Americans Think Obama Is Helping The Economy, Approval Rating Up 5 Points

| by Edward Arnold
President Barack Obama.President Barack Obama.

Pew Research Center has found that, for the first time since 2009, Americans think President Barack Obama has improved the economy instead of hurt it.

As of January, 38 percent of Americans believe Obama's economic policies have made conditions better, 28 percent believe he has made the economy worse, and 30 percent think his policies haven't had much of an effect.

Since January of 2014, the poll showed an 11 percent increase in Americans thinking the economy has improved, with a 15 percent drop in Americans thinking the economy is doing poorly.

Additionally, Obama's approval rating has risen five points since December, up to 47 percent. In 2014, his rating changed little.

The Wall Street Journal reports that the president launched a three-day tour last week, declaring that the U.S. economy is rebounding. His state of the union address is Jan. 20 and will most certainly illuminate the economic progress America  witnessed over the last year.

With the stock market skyrocketing and gas prices down, Americans have seen signs that might have contributed to this change in perception of the economy.

But all is not perfect. The poll also found 55 percent of Americans say that their family's income is falling behind the cost of living, with only 6 percent declaring that their incomes are rising. Last January, 57 percent said they were falling behind, showing only a 2 percent increase this year.
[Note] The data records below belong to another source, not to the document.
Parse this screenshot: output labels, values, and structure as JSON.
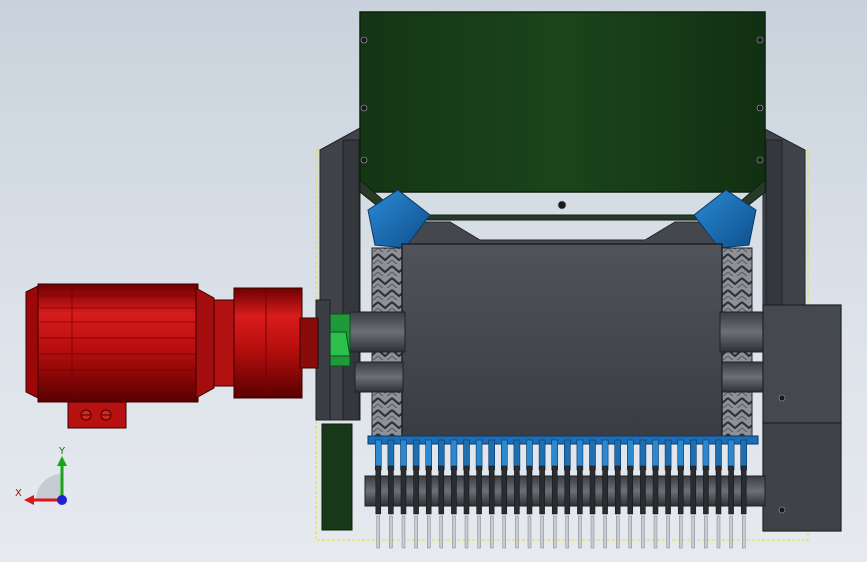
{
  "viewport": {
    "background_top": "#c9d2dc",
    "background_bottom": "#e6eaef"
  },
  "triad": {
    "x_label": "X",
    "y_label": "Y",
    "x_color": "#d8161b",
    "y_color": "#1aa51a",
    "z_color": "#2020d0"
  },
  "model": {
    "motor_color": "#cc1111",
    "hopper_color": "#173d17",
    "frame_color": "#3c3f44",
    "housing_color": "#4a4d52",
    "bearing_color": "#1a6fb8",
    "coupling_color": "#1f9a3a",
    "weld_outline_color": "#e8e020",
    "rotor_teeth_count": 30
  }
}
So while the economy is recovering, the middle class is not seeing the results hit home. Whether or not this continues, only time will tell. It could depend on if the Obama administration rolls out new economic reforms to create jobs or if they let the free market expand on its own.

On that issue, the poll found that 49 percent think Obama is doing the right thing with his economic policies, but 50 percent are not confident in his policies.

Source: Pew Research, The Wall Street Journal / Photo Credit: Wikimedia Commons